LH: The Maryland Department of Commerce has a number of programs that help businesses of every size across our state by providing financing, tax credits, and other forms of assistance. One of our current programs is More Jobs for Marylanders, which promotes the growth of manufacturing by providing tax incentives to spur job creation in manufacturing, encourages manufacturers to invest in new equipment, and funds job training and apprenticeship programs to help strengthen Maryland’s workforce.
Through this program, we have been able to help existing Maryland companies expand, attract dozens of new out-of-state companies, and create hundreds of manufacturing jobs. In fact, the More Jobs for Marylanders program has helped our state go from last in the country in manufacturing to adding more manufacturing jobs than 39 other states.
BF: As with many other states, Maryland has different regions that have different issues and opportunities. Can the state meet everyone’s needs? How?
LH: Not only is Maryland a topographically diverse state, but also in the industries that thrive in each region of our state. In Greater Baltimore and our Capital region, we have a critical mass of companies in life sciences and cybersecurity, while our more rural counties are home to a thriving aerospace and defense industry, as well as manufacturing and agriculture-related businesses. To help our rural regions reach their full potential, we recently announced $50 million in grant funds will be made available to boost economic development activity, stimulate private sector investment, and increase job creation. These funds can be used to improve infrastructure such as utilities, transportation, and broadband to support the attraction, retention, or expansion of businesses, as well as infrastructure related to specific industry sector development including manufacturing, cybersecurity, and the life sciences.
Baltimore’s Inner Harbor. (Photo: Adobe Stock by jonbilous)
BF: As we come out of the Covid-19 pandemic, what do you see happening for the state from a business angle?

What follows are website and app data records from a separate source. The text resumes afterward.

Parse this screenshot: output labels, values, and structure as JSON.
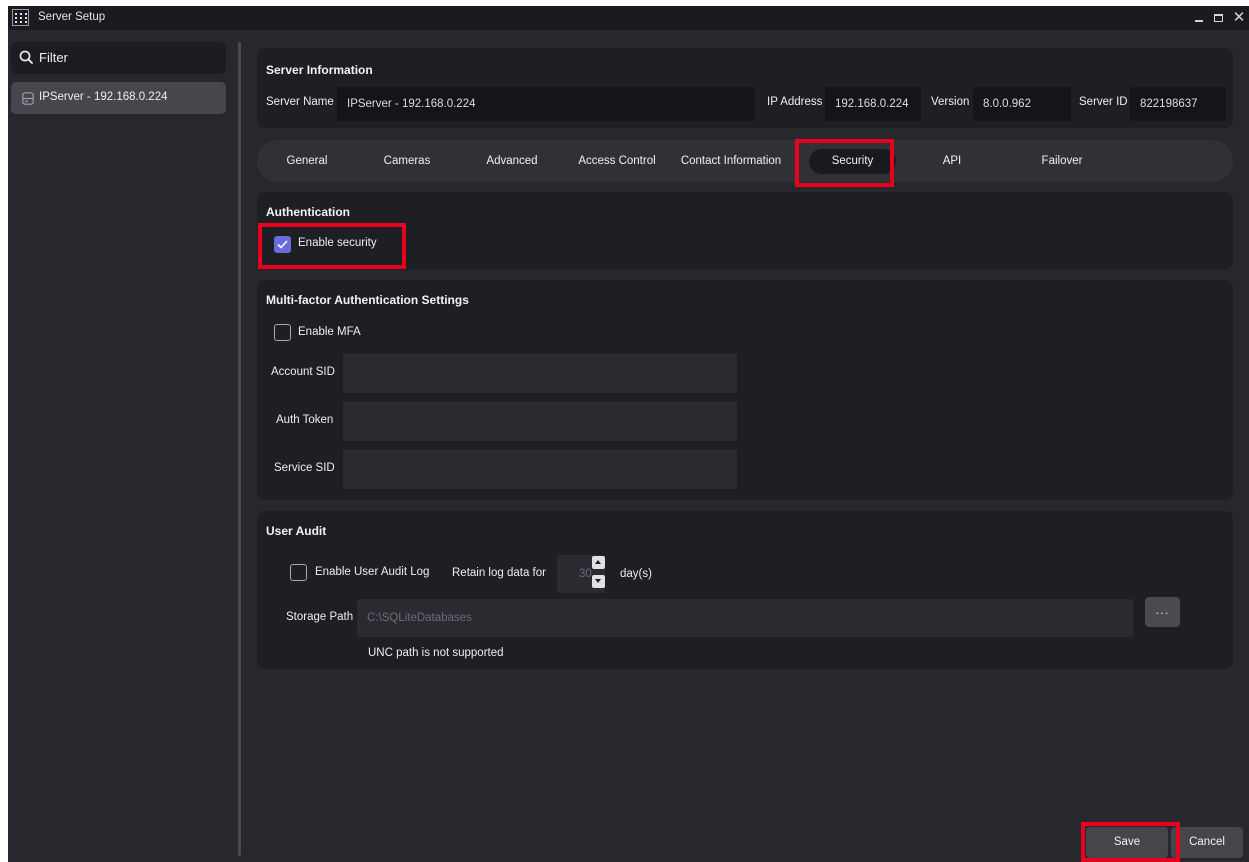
{
  "window": {
    "title": "Server Setup"
  },
  "sidebar": {
    "filter_label": "Filter",
    "items": [
      {
        "label": "IPServer - 192.168.0.224"
      }
    ]
  },
  "server_info": {
    "title": "Server Information",
    "name_label": "Server Name",
    "name_value": "IPServer - 192.168.0.224",
    "ip_label": "IP Address",
    "ip_value": "192.168.0.224",
    "version_label": "Version",
    "version_value": "8.0.0.962",
    "server_id_label": "Server ID",
    "server_id_value": "822198637"
  },
  "tabs": [
    {
      "label": "General"
    },
    {
      "label": "Cameras"
    },
    {
      "label": "Advanced"
    },
    {
      "label": "Access Control"
    },
    {
      "label": "Contact Information"
    },
    {
      "label": "Security",
      "active": true
    },
    {
      "label": "API"
    },
    {
      "label": "Failover"
    }
  ],
  "authentication": {
    "title": "Authentication",
    "enable_security_label": "Enable security",
    "enable_security_checked": true
  },
  "mfa": {
    "title": "Multi-factor Authentication Settings",
    "enable_mfa_label": "Enable MFA",
    "enable_mfa_checked": false,
    "account_sid_label": "Account SID",
    "account_sid_value": "",
    "auth_token_label": "Auth Token",
    "auth_token_value": "",
    "service_sid_label": "Service SID",
    "service_sid_value": ""
  },
  "user_audit": {
    "title": "User Audit",
    "enable_log_label": "Enable User Audit Log",
    "enable_log_checked": false,
    "retain_label": "Retain log data for",
    "retain_value": "30",
    "retain_unit": "day(s)",
    "storage_path_label": "Storage Path",
    "storage_path_value": "C:\\SQLiteDatabases",
    "browse_label": "...",
    "unc_note": "UNC path is not supported"
  },
  "footer": {
    "save_label": "Save",
    "cancel_label": "Cancel"
  },
  "colors": {
    "accent": "#6b6be0",
    "highlight": "#e8001e",
    "background": "#27282d",
    "panel": "#1e1f23"
  }
}
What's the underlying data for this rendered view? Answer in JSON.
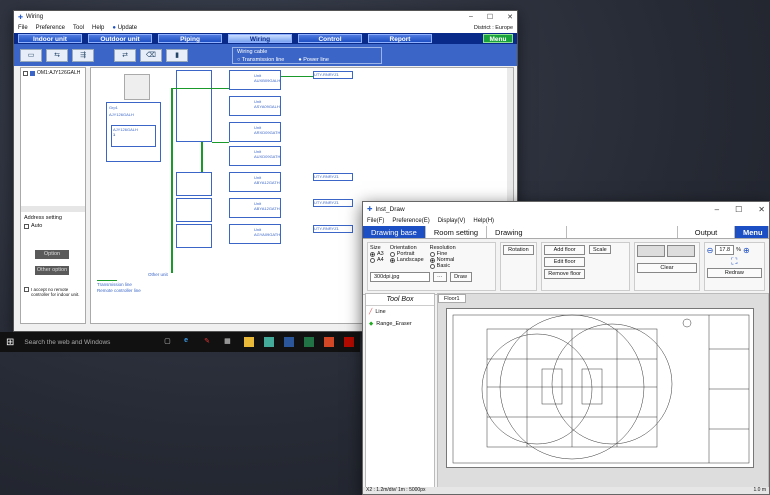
{
  "wiring": {
    "title": "Wiring",
    "menu": [
      "File",
      "Preference",
      "Tool",
      "Help",
      "Update"
    ],
    "district": "District : Europe",
    "modes": [
      "Indoor unit",
      "Outdoor unit",
      "Piping",
      "Wiring",
      "Control",
      "Report"
    ],
    "menu_button": "Menu",
    "cable_label": "Wiring cable",
    "cable_opt1": "Transmission line",
    "cable_opt2": "Power line",
    "tree_item": "OM1:AJY126GALH",
    "address_setting": "Address setting",
    "auto": "Auto",
    "option_btn1": "Option",
    "option_btn2": "Other option",
    "accept_remote": "I accept no remote controller for indoor unit.",
    "legend_transmission": "Transmission line",
    "legend_remote": "Remote controller line",
    "other_unit": "Other unit",
    "group_label": "Grp1",
    "group_model": "AJY126GALH",
    "group_box_model": "AJY126GALH",
    "group_box_num": "1",
    "units": [
      {
        "name": "Unit",
        "model": "AUXB09GALH"
      },
      {
        "name": "Unit",
        "model": "ASYA09GALH"
      },
      {
        "name": "Unit",
        "model": "ARXD09GATH"
      },
      {
        "name": "Unit",
        "model": "AUXD09GATH"
      },
      {
        "name": "Unit",
        "model": "ABYA12GATH"
      },
      {
        "name": "Unit",
        "model": "ABYA12GATH"
      },
      {
        "name": "Unit",
        "model": "AGYA09GATH"
      }
    ],
    "remote_label": "UTY-RNRYZ1"
  },
  "taskbar": {
    "search": "Search the web and Windows"
  },
  "instdraw": {
    "title": "Inst_Draw",
    "menu": [
      "File(F)",
      "Preference(E)",
      "Display(V)",
      "Help(H)"
    ],
    "tabs": [
      "Drawing base",
      "Room setting",
      "Drawing"
    ],
    "output_tab": "Output",
    "menu_tab": "Menu",
    "size_label": "Size",
    "size_a3": "A3",
    "size_a4": "A4",
    "orientation_label": "Orientation",
    "portrait": "Portrait",
    "landscape": "Landscape",
    "resolution_label": "Resolution",
    "res_fine": "Fine",
    "res_normal": "Normal",
    "res_basic": "Basic",
    "rotation": "Rotation",
    "add_floor": "Add floor",
    "edit_floor": "Edit floor",
    "remove_floor": "Remove floor",
    "scale": "Scale",
    "clear": "Clear",
    "zoom_value": "17.8",
    "zoom_unit": "%",
    "redraw": "Redraw",
    "file_name": "300dpi.jpg",
    "browse": "···",
    "draw": "Draw",
    "toolbox_header": "Tool Box",
    "tools": [
      "Line",
      "Range_Eraser"
    ],
    "floor_tab": "Floor1",
    "status_left": "X2 : 1.2m/div/ 1m : 5000px",
    "status_right": "1.0 m"
  }
}
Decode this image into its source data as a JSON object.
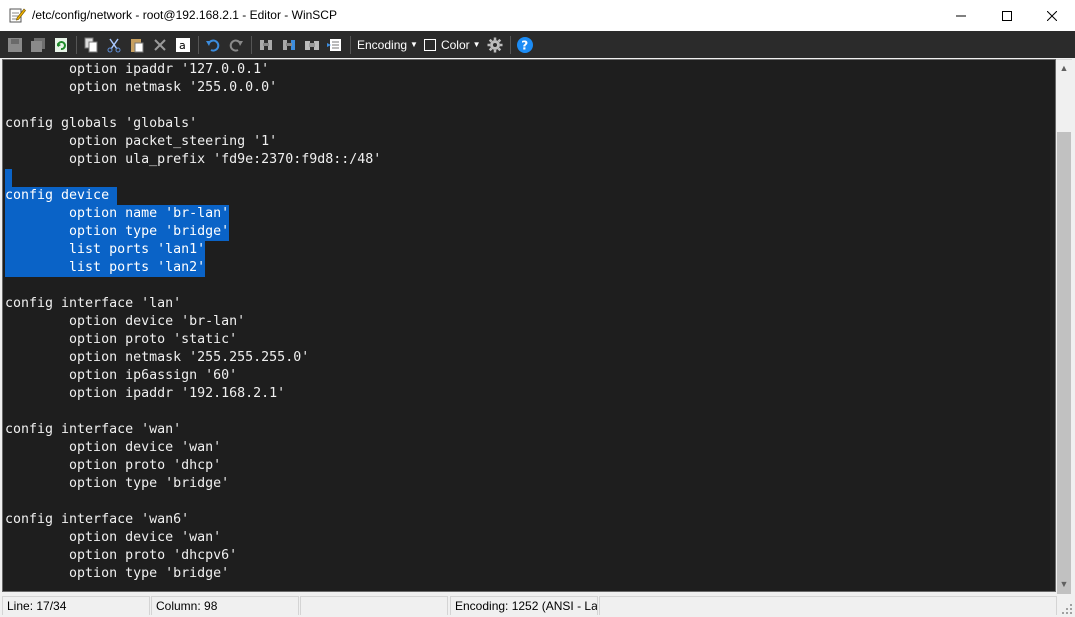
{
  "window": {
    "title": "/etc/config/network - root@192.168.2.1 - Editor - WinSCP",
    "minimize": "—",
    "maximize": "☐",
    "close": "✕"
  },
  "toolbar": {
    "encoding_label": "Encoding",
    "color_label": "Color",
    "icons": [
      "save-icon",
      "save-all-icon",
      "reload-icon",
      "copy-icon",
      "cut-icon",
      "paste-icon",
      "delete-icon",
      "select-all-icon",
      "undo-icon",
      "redo-icon",
      "find-icon",
      "replace-icon",
      "find-next-icon",
      "goto-line-icon",
      "encoding-dropdown",
      "color-checkbox",
      "settings-icon",
      "help-icon"
    ],
    "colors": {
      "background": "#2b2b2b",
      "help": "#1c8cf5"
    }
  },
  "editor": {
    "lines": [
      {
        "text": "        option ipaddr '127.0.0.1'",
        "selected": false
      },
      {
        "text": "        option netmask '255.0.0.0'",
        "selected": false
      },
      {
        "text": "",
        "selected": false
      },
      {
        "text": "config globals 'globals'",
        "selected": false
      },
      {
        "text": "        option packet_steering '1'",
        "selected": false
      },
      {
        "text": "        option ula_prefix 'fd9e:2370:f9d8::/48'",
        "selected": false
      },
      {
        "text": "",
        "selected": true
      },
      {
        "text": "config device ",
        "selected": true
      },
      {
        "text": "        option name 'br-lan'",
        "selected": true
      },
      {
        "text": "        option type 'bridge'",
        "selected": true
      },
      {
        "text": "        list ports 'lan1'",
        "selected": true
      },
      {
        "text": "        list ports 'lan2'",
        "selected": true
      },
      {
        "text": "",
        "selected": false
      },
      {
        "text": "config interface 'lan'",
        "selected": false
      },
      {
        "text": "        option device 'br-lan'",
        "selected": false
      },
      {
        "text": "        option proto 'static'",
        "selected": false
      },
      {
        "text": "        option netmask '255.255.255.0'",
        "selected": false
      },
      {
        "text": "        option ip6assign '60'",
        "selected": false
      },
      {
        "text": "        option ipaddr '192.168.2.1'",
        "selected": false
      },
      {
        "text": "",
        "selected": false
      },
      {
        "text": "config interface 'wan'",
        "selected": false
      },
      {
        "text": "        option device 'wan'",
        "selected": false
      },
      {
        "text": "        option proto 'dhcp'",
        "selected": false
      },
      {
        "text": "        option type 'bridge'",
        "selected": false
      },
      {
        "text": "",
        "selected": false
      },
      {
        "text": "config interface 'wan6'",
        "selected": false
      },
      {
        "text": "        option device 'wan'",
        "selected": false
      },
      {
        "text": "        option proto 'dhcpv6'",
        "selected": false
      },
      {
        "text": "        option type 'bridge'",
        "selected": false
      }
    ],
    "colors": {
      "background": "#1e1e1e",
      "text": "#f0f0f0",
      "selection": "#0a63c7"
    }
  },
  "statusbar": {
    "line": "Line: 17/34",
    "column": "Column: 98",
    "empty": "",
    "encoding": "Encoding: 1252  (ANSI - La"
  }
}
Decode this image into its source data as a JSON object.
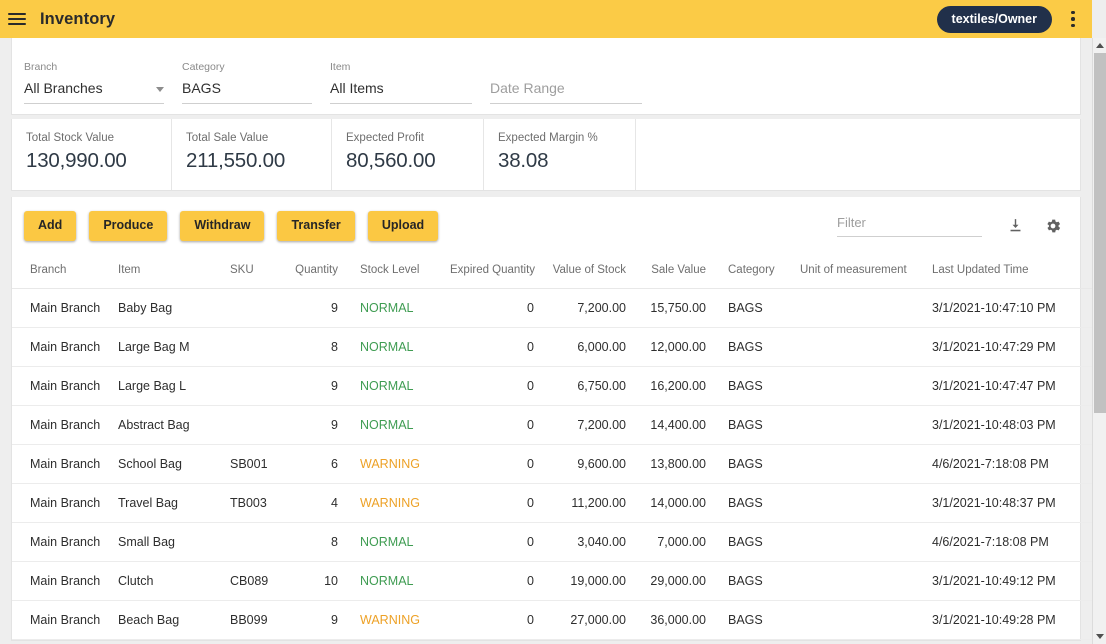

LH: Between April 2020 and December 2021, Maryland regained 324,600, or 81%, of the 400,000 jobs lost during the first months of the pandemic. That recovery ranks second-best in the Mid-Atlantic region and ahead of states like Virginia and Pennsylvania. While some sectors of our economy are still recovering, others are ahead of where they were pre-pandemic. Our professional, scientific, and technical services sector has added 13,000 jobs, and our transportation, warehousing, and utilities sector has grown by 3,600 jobs since February 2020 as Maryland continues to grow as an e-commerce hub. From passing the RELIEF Act of 2021 to help families and businesses to establishing emergency grants for our struggling small businesses, hotels, restaurants and artists, we were able to preserve thousands of Maryland jobs.
BF: I am sure that you are proud of the educational system the state has and its educated workforce. Can you talk about that a bit?
LH: One of Maryland’s strongest assets is our world-class education system which we have made record investments to prepare our children for the future. Today, more than 40% of Marylanders 25 and over hold a bachelor’s degree or higher, and nearly 20% of Marylanders 25 and over have a graduate or professional degree—ranking us second in the nation. Our K-12 public school system consistently outperforms those in the other states and our nearly 60 accredited two- and four-year colleges and universities include some of the world’s leading academic institutions. We also have a very robust community college network, offering continuing education as well as customized workforce training.
BF: What’s next for the state? What does the future hold?
LH: In 2022, our administration will remain extremely focused on continuing to grow our economy and reinforcing the pro-jobs, pro-business mission that has been successful in helping Maryland experience the biggest economic turnaround in the country. As we continue to see our state unemployment rate drop, we are making significant investments in key areas like broadband and our infrastructure, and are welcoming dozens of new companies each year.